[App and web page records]

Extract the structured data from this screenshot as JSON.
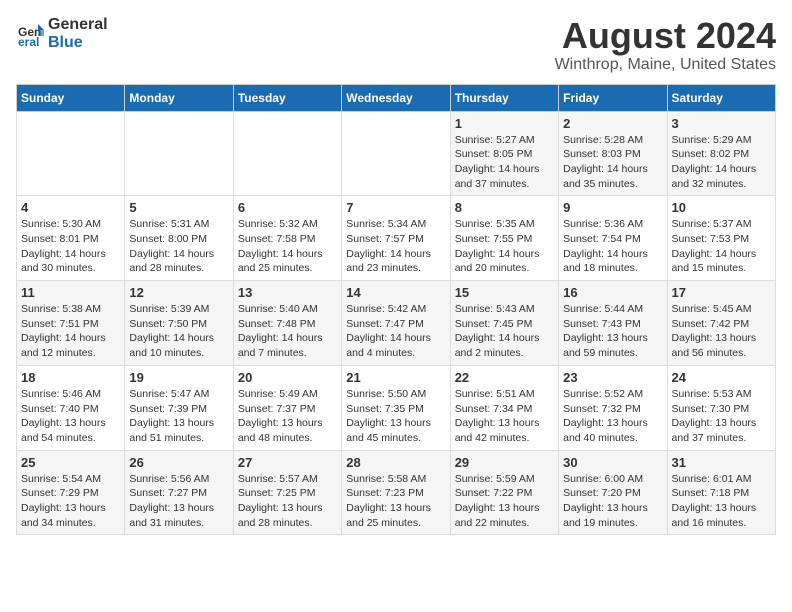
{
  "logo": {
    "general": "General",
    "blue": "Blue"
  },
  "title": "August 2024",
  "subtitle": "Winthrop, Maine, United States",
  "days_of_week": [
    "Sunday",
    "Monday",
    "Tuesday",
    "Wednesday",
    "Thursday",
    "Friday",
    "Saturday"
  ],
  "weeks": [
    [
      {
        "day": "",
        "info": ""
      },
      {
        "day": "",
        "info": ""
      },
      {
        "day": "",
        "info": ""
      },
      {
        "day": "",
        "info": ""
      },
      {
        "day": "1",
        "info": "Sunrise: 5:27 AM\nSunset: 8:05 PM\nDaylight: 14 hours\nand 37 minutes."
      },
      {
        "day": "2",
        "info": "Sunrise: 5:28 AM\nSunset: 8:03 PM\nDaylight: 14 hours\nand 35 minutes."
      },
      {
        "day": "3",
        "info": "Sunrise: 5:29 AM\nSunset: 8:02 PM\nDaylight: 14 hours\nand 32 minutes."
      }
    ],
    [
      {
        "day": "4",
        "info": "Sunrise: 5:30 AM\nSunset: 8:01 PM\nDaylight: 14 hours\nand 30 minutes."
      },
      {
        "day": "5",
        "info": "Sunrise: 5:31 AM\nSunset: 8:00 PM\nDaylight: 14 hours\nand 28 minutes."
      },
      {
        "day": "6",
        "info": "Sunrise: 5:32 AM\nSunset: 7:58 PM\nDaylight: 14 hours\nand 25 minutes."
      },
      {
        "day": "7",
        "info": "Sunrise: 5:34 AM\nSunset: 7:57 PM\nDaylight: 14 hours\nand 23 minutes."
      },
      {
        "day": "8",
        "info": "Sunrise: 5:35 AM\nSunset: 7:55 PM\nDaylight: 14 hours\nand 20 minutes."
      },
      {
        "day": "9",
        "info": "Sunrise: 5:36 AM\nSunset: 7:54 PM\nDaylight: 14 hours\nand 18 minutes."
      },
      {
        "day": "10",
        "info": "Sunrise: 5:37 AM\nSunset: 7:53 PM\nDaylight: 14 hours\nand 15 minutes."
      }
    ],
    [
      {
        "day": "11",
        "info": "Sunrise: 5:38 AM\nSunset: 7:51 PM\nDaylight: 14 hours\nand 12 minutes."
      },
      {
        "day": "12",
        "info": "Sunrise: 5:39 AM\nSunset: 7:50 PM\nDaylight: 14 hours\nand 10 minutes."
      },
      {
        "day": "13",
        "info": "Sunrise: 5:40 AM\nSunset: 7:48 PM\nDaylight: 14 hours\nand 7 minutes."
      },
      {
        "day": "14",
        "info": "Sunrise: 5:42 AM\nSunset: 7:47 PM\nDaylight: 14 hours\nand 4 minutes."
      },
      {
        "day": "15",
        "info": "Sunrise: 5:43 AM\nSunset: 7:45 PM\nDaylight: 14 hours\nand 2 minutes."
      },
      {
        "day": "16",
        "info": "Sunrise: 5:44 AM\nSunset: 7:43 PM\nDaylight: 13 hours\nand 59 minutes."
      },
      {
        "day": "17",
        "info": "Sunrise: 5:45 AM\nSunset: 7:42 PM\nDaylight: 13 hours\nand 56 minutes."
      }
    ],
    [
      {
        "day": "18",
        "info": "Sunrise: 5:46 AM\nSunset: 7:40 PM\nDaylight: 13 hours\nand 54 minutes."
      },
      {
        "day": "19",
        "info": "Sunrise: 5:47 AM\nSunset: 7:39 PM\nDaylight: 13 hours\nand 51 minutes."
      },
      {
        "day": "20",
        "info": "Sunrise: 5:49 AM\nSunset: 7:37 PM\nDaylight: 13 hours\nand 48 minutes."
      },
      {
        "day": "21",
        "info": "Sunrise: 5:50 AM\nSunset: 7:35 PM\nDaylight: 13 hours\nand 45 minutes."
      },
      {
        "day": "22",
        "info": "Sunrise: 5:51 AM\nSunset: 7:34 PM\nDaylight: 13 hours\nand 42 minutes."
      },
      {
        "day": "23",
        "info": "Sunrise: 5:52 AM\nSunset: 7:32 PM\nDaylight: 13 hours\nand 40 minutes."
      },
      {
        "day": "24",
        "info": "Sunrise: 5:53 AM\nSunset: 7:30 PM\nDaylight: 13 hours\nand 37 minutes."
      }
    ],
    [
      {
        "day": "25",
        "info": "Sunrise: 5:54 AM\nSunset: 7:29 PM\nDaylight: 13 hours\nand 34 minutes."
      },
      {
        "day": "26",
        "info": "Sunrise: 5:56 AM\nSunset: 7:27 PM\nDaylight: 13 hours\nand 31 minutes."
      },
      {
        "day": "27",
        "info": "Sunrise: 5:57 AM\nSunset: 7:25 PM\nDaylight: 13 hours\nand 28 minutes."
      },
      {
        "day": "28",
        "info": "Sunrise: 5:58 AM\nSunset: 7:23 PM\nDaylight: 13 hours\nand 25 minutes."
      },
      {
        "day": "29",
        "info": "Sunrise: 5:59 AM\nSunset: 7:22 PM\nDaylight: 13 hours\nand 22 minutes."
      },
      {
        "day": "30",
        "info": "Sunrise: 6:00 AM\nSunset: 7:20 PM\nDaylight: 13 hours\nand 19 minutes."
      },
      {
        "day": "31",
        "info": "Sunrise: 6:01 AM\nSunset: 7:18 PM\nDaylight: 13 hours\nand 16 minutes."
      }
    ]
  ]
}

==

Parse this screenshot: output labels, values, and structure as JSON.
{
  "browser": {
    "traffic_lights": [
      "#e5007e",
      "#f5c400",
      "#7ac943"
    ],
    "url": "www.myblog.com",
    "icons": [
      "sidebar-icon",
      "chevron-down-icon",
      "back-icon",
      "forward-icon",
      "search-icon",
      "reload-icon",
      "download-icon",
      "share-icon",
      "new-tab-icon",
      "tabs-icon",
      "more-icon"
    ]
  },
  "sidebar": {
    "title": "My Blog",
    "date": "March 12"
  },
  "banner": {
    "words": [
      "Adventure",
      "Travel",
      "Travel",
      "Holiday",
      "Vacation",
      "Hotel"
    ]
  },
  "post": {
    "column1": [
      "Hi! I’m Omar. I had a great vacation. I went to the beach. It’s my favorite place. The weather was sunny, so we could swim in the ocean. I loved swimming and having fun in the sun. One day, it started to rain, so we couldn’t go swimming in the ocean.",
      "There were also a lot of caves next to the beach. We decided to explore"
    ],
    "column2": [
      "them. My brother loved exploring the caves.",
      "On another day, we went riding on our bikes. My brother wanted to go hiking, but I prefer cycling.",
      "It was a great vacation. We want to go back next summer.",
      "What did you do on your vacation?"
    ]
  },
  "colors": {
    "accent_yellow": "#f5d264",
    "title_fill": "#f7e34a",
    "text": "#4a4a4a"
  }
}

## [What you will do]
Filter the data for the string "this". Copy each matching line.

## [Solution]
Extract the structured data from this screenshot as JSON.
Parse this screenshot: output labels, values, and structure as JSON.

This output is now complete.